In an era of belt-tightening and austerity, it is easy to target the marginalised of all generations for cutbacks, as has been done recently. While the government can’t shorten winter, they have reduced the winter fuel allowance for anyone in receipt of the Household Benefits Package. With the advent of prescription charges, carbon tax, an increased Drug Payment Scheme threshold, the removal of the ‘Christmas Bonus’ pension payment, unbelievable price increases in fuel and the aforementioned six-week cut in the fuel allowance; older people are, like any other age-group, facing into a grim short-term future.
Claim the dole
What we need to do to address this future is to instigate some joined-up thinking on ageing. The government have addressed the ‘problem’ of increased life expectancies by raising the retirement age to 66 years of age, gradually reaching 68 years by 2028. This has been done while simultaneously removing the transitional pension, meaning that if a worker’s contract forces them to retire at 65, they have no option but to claim the dole until they hit the pensionable age of 66.
If this affects their PRSI contributions, they may not be entitled to claim the full state pension. Neither are there any financial incentive for workers to stay in employment beyond the pensionable age, unlike the UK, where older workers’ pensions are topped up if they defer claiming them for a few years.
Likewise, we face into a budget where services for older people could be cut without a thought for the long-term repercussions. Cutting the Free Travel Scheme will save anything up to €55 million from the Department of Social Protection’s budget, but will add untold multiples of this figure to government spending in knock-on effects. Without free travel, many thousands of older people will not be able to attend hospitals for treatment and will end up in long-term care at a cost to the taxpayer.
Many hotels, who rely on Active Retirement Associations to keep them afloat in the off-season, would close without free travel – as would many of their suppliers and surrounding tourist businesses – leading to more workers on the live register. The danger of isolation among older people, especially older men, in rural areas cannot be understated; and the social cost of cutting free travel would be too high to bear. This, like many other supports for everyone in receipt of social transfers, cannot be viewed just as a line on a spreadsheet.
To combat this dichotomy of public service provision, we need a strong, comprehensive National Positive Ageing Strategy to underpin all the actions taken to make Ireland “the best small country in the world to grow old in”, as promised in the Programme for Government. It needs to have an overarching approach and an input into budgeting processes in every department that affects ageing matters in Ireland. It needs to put in place the correct structures that can enable it to be more than just a report on a shelf. Above all, it needs to be a fully-implementable, cross-departmental, multi-sectoral working document.

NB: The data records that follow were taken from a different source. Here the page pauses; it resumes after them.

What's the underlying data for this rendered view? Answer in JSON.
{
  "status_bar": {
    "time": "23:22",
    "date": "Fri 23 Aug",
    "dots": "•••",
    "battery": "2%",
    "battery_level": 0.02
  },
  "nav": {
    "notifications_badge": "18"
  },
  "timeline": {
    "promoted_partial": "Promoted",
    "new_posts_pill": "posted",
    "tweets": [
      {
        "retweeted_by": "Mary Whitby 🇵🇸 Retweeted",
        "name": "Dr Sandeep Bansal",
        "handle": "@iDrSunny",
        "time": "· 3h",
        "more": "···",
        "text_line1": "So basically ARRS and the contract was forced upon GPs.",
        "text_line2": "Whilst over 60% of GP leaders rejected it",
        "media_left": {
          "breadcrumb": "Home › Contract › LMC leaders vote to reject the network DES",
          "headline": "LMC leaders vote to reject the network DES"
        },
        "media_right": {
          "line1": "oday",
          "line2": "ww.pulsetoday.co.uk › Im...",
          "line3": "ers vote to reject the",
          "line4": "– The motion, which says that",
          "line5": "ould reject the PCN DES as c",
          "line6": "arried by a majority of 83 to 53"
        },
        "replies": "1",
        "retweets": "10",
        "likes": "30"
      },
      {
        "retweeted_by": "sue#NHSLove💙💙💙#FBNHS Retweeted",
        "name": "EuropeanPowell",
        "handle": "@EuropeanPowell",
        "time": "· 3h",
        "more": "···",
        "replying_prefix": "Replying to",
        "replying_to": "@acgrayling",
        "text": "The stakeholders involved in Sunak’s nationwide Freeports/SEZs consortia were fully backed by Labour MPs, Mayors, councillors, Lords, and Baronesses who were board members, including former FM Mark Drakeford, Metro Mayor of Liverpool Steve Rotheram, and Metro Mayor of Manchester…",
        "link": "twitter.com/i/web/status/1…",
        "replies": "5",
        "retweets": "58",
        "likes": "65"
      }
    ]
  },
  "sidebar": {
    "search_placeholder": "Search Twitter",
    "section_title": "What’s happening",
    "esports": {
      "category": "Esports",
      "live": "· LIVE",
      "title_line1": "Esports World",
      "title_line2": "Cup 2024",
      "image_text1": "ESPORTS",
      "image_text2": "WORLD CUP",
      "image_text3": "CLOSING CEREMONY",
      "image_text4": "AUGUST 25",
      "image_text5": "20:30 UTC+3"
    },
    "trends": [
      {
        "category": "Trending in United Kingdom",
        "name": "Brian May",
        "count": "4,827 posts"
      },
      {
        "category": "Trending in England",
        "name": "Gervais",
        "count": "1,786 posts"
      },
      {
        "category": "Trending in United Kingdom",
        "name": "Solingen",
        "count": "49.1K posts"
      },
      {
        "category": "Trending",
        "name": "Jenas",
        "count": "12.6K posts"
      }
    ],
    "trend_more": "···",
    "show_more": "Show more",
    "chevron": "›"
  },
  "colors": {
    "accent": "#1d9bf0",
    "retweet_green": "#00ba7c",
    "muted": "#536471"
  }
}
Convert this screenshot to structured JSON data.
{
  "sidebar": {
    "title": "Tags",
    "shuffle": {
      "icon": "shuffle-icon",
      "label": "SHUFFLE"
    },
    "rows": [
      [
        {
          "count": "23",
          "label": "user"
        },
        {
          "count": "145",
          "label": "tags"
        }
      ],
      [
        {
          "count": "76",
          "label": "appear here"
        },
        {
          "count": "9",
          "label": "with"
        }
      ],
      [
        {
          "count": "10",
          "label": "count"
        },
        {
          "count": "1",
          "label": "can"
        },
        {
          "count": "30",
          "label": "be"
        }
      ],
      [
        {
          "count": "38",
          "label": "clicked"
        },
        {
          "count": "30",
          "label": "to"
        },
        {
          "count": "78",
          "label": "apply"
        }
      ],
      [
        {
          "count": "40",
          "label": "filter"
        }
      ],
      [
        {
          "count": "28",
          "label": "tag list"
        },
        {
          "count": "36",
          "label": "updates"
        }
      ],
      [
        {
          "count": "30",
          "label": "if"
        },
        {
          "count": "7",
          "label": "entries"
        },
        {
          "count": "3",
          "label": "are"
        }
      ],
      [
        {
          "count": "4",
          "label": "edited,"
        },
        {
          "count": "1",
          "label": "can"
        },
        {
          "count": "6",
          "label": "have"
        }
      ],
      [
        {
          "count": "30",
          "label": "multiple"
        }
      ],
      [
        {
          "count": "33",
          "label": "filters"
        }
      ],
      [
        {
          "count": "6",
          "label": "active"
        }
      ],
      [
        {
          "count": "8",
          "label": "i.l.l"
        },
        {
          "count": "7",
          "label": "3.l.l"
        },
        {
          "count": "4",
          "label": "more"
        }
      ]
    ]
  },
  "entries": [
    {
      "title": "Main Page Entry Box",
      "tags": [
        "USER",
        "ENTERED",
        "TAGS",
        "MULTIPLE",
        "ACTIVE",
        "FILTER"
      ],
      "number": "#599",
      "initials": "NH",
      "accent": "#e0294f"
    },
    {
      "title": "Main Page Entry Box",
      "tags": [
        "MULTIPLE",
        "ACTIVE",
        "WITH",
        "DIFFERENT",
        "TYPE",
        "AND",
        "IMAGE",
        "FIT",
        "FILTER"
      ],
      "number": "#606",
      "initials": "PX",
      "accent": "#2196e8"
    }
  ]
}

The NPAS will be published during this European Year for Active Ageing and Solidarity between Generations, and whether you’re ‘old’ or not – whether you’re in your twenties, your fifties or your nineties – it’s going to be a vitally important document.
After all, whether you think the boundary of ‘old’ is 50, 60, 70 or older, we all want to get there someday.
Peter Kavanagh is a member of the European Year for Active Ageing and Solidarity between Generations 2012 Steering Group and is the Information & Networking Officer with Active Retirement Ireland.